Segment Start: Supplied entries

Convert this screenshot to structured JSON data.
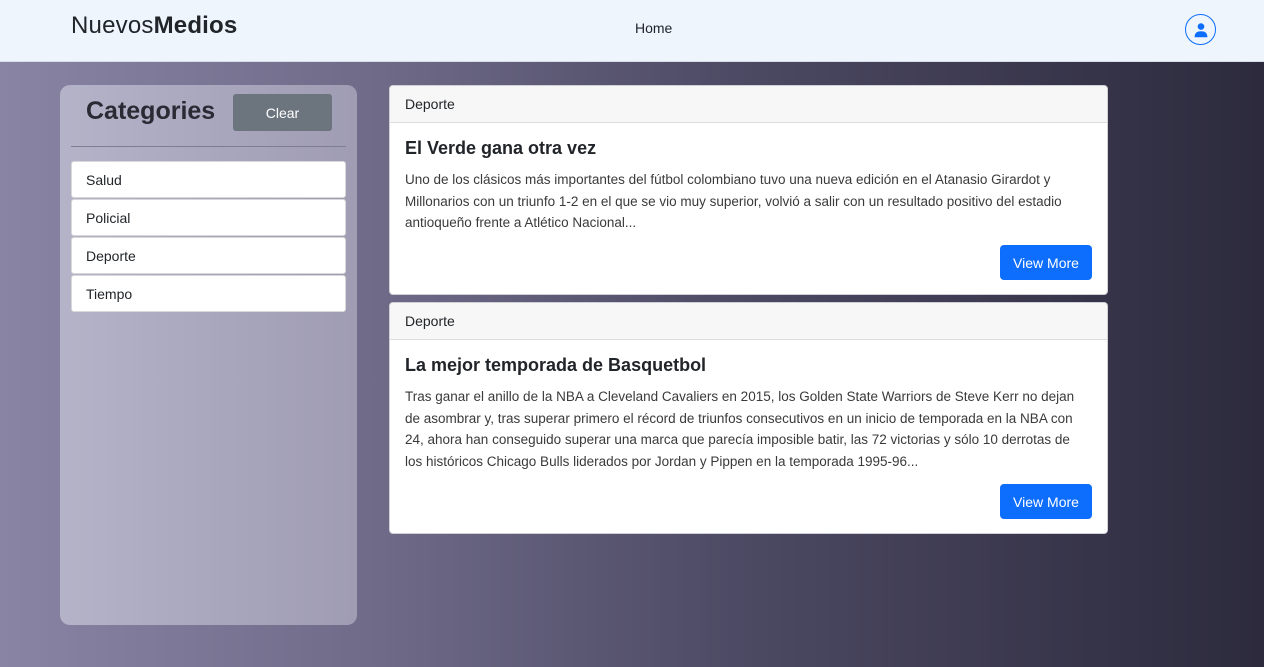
{
  "navbar": {
    "brand_part1": "Nuevos",
    "brand_part2": "Medios",
    "home_label": "Home",
    "user_icon": "user-circle-icon"
  },
  "sidebar": {
    "title": "Categories",
    "clear_label": "Clear",
    "items": [
      {
        "label": "Salud"
      },
      {
        "label": "Policial"
      },
      {
        "label": "Deporte"
      },
      {
        "label": "Tiempo"
      }
    ]
  },
  "articles": [
    {
      "category": "Deporte",
      "title": "El Verde gana otra vez",
      "summary": "Uno de los clásicos más importantes del fútbol colombiano tuvo una nueva edición en el Atanasio Girardot y Millonarios con un triunfo 1-2 en el que se vio muy superior, volvió a salir con un resultado positivo del estadio antioqueño frente a Atlético Nacional...",
      "button_label": "View More"
    },
    {
      "category": "Deporte",
      "title": "La mejor temporada de Basquetbol",
      "summary": "Tras ganar el anillo de la NBA a Cleveland Cavaliers en 2015, los Golden State Warriors de Steve Kerr no dejan de asombrar y, tras superar primero el récord de triunfos consecutivos en un inicio de temporada en la NBA con 24, ahora han conseguido superar una marca que parecía imposible batir, las 72 victorias y sólo 10 derrotas de los históricos Chicago Bulls liderados por Jordan y Pippen en la temporada 1995-96...",
      "button_label": "View More"
    }
  ],
  "colors": {
    "primary": "#0d6efd",
    "secondary": "#6c757d",
    "navbar_bg": "#eef5fc"
  }
}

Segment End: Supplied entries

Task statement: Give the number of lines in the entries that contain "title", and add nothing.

Written solution: 3